Interest in creating an off-road pedestrian/cycleway using the former railway line between Aberdeen and Ballater, known as the Deeside Line, dates back to 1971 and the publication of the Parham Report which examined the potential of using the old line for recreational purposes. This was possibly the first expression of the concept of a Deeside Way providing a long distance route reflecting the pleasure of quiet travel along Deeside.
Sections of the Deeside Line were acquired for public ownership, Aberdeen to Peterculter and Cambus O’May to Ballater, with the remainder of the line reverting to private ownership. In 1992 Kincardine and Deeside District Council undertook a study into the feasibility of creating a route from Aberdeen to Ballater to be known as the Deeside Way.
Since those early days, the route has been developed in sections as funding and resources have become available. Several partner organisations have been involved in taking the project forward including Aberdeenshire Council, Aberdeen City Council, Cairngorms National Park, Scottish Natural Heritage, Scottish Enterprise Grampian and Sustrans. Key to the success of the project has been the support of local landowners and communities along the way.
From Aberdeen to Banchory and from Aboyne to Ballater the route mainly follows the old Deeside Line but between Banchory and Aboyne the route utilises forest tracks, woodland paths and field margins. This is because the old railway headed north as it left Banchory to Torphins and Lumphanan before returning to the Dee valley at Dess.
The Deeside Way is nearing completion with only a short missing section east of Aboyne and plans are underway to extend the path from Ballater to Braemar.

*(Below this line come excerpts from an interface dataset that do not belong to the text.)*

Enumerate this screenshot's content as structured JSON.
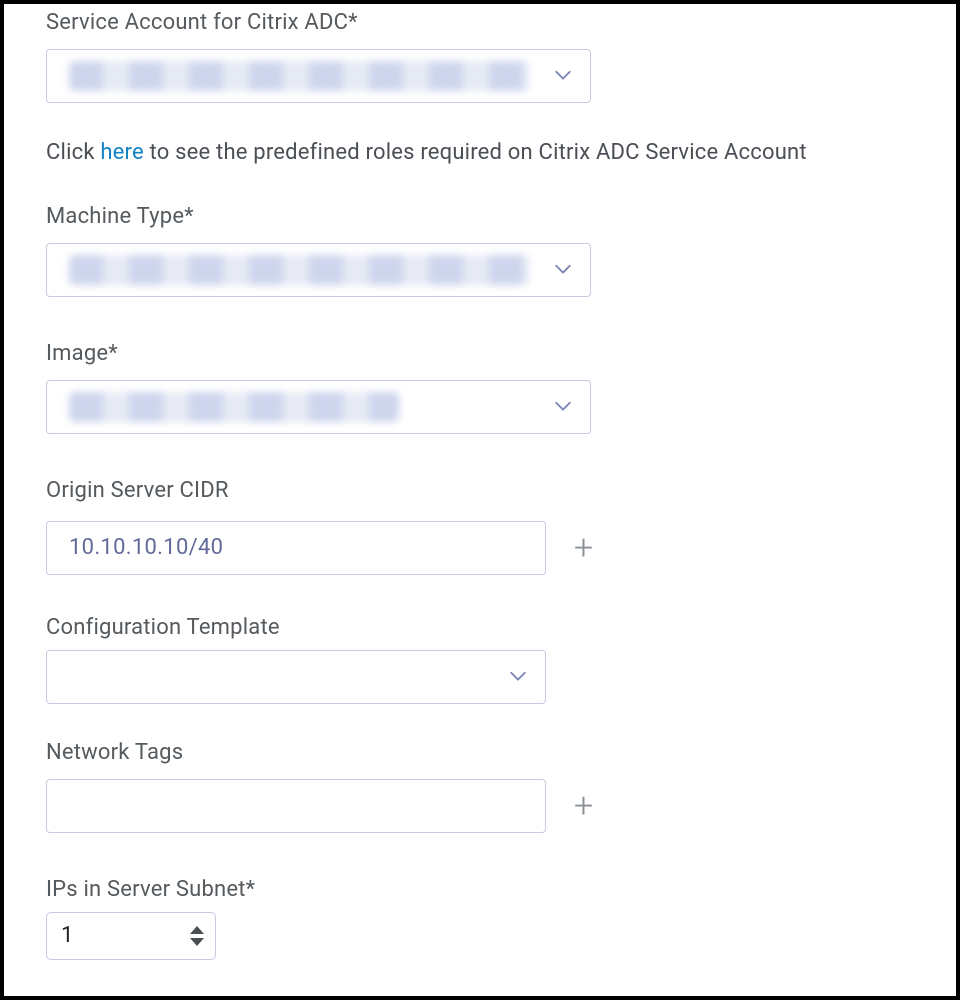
{
  "fields": {
    "serviceAccount": {
      "label": "Service Account for Citrix ADC*"
    },
    "helper": {
      "prefix": "Click ",
      "link": "here",
      "suffix": " to see the predefined roles required on Citrix ADC Service Account"
    },
    "machineType": {
      "label": "Machine Type*"
    },
    "image": {
      "label": "Image*"
    },
    "originCidr": {
      "label": "Origin Server CIDR",
      "value": "10.10.10.10/40"
    },
    "configTemplate": {
      "label": "Configuration Template"
    },
    "networkTags": {
      "label": "Network Tags",
      "value": ""
    },
    "ipsInSubnet": {
      "label": "IPs in Server Subnet*",
      "value": "1"
    }
  },
  "icons": {
    "plus": "+"
  }
}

Popular with walkers, cyclists and horse riders, the Deeside Way links communities along its route and also links with other path networks and outdoor attractions across Deeside.